Step 6: Hardware || Relay Logic Connections
Now that the relay has been connected to the mains and the outlets.
It's time to connect the gpio header of the Pi to the inputs of channels 1-8 on the relay board
For the pinout flow, I will be using the physical header numbers of the Pi.
The pinout is as follows:
PI | Relay Board
Pin 11 <> CH 1
Pin 12 <> CH 2
Pin 13 <> CH 3
Pin 15 <> CH 4
Pin 16 <> CH 5
Pin 18 <> CH 6
Pin 22 <> CH 7
Pin 07 <> CH 8
Step 7: Software and Someware
This is where I will hand you off to the official sites to Raspberry Pi, for install instructions on Raspibian Jesse and Lightshowpi, for the install and configuration of the sequencer software.
If you do not have a functional install of Rasbian Jesse please visit:
If you do have a ready to go Pi, please visit my instructable on how to set up a Samba share
If you are starting from scratch, it would benefit you to come back and check out the Samba Share instructable. By doing this, you will be able to share your lightshowpi music folder on your network. That will enable you to save songs to your Pi over your network as if it were a local folder, this may come in handy for future projects as well.

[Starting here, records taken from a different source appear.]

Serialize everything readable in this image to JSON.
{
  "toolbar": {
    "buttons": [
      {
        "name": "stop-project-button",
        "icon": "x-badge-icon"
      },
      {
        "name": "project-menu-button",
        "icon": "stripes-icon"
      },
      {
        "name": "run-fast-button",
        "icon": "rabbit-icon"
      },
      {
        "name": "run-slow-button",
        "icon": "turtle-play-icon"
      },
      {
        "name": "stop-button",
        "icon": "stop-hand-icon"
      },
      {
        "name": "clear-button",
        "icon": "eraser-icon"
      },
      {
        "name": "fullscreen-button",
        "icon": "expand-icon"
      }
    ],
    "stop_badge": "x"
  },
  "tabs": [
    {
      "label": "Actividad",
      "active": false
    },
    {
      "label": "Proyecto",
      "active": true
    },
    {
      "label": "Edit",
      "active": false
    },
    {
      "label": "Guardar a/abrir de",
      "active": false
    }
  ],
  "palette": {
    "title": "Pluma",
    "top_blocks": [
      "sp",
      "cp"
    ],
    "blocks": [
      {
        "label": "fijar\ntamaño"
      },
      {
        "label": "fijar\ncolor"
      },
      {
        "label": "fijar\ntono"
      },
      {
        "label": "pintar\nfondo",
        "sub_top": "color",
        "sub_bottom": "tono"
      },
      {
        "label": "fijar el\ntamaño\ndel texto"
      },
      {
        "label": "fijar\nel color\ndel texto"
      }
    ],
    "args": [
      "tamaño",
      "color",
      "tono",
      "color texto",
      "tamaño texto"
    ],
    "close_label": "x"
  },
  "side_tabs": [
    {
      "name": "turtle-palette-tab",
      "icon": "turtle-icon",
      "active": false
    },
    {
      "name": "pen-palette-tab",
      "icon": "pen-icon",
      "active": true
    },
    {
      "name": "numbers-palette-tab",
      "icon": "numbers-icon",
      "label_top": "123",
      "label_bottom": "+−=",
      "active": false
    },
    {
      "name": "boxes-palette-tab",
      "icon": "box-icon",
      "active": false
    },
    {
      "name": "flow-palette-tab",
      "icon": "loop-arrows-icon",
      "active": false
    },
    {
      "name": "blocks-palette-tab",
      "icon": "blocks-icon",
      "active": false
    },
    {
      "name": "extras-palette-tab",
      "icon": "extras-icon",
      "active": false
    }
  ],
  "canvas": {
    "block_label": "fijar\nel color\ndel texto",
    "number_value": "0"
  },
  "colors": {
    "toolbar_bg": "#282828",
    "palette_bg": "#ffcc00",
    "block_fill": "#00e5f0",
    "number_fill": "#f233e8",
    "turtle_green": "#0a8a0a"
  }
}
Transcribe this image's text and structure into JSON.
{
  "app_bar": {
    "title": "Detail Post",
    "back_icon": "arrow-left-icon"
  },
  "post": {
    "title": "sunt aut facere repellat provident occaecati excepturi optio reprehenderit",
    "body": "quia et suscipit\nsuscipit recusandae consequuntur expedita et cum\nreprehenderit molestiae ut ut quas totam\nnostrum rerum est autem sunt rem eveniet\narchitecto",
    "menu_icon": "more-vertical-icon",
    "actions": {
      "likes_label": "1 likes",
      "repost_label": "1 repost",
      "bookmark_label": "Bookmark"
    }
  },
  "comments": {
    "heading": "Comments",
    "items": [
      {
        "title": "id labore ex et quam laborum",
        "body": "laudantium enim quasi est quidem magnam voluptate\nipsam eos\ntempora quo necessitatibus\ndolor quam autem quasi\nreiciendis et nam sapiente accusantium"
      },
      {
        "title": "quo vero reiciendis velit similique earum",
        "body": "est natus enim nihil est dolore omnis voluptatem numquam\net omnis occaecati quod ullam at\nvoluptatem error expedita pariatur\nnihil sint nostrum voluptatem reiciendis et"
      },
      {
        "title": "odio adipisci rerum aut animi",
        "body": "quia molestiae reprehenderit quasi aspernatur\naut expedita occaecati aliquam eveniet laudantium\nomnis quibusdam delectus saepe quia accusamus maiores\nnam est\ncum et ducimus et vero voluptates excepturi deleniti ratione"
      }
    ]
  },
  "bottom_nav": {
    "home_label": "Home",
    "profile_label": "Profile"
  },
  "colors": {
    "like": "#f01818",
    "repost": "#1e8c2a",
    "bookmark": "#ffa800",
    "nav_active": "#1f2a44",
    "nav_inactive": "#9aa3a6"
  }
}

To add a safe turn off switch, I followed this instructable from AndrewH7. Thank you, Andrew!
Safe turn off switch @AndrewH7
Here is the official Lightshowpi site, their walkthrough needs no paraphrase.
Control of the controller:
I use my Samsung Galaxy S7 Active and JuiceSSH to control the device for shows.
JuiceSSH is my big recommendation for mobile SSH.
I know this has been a long journey, however, it is a very rewarding one.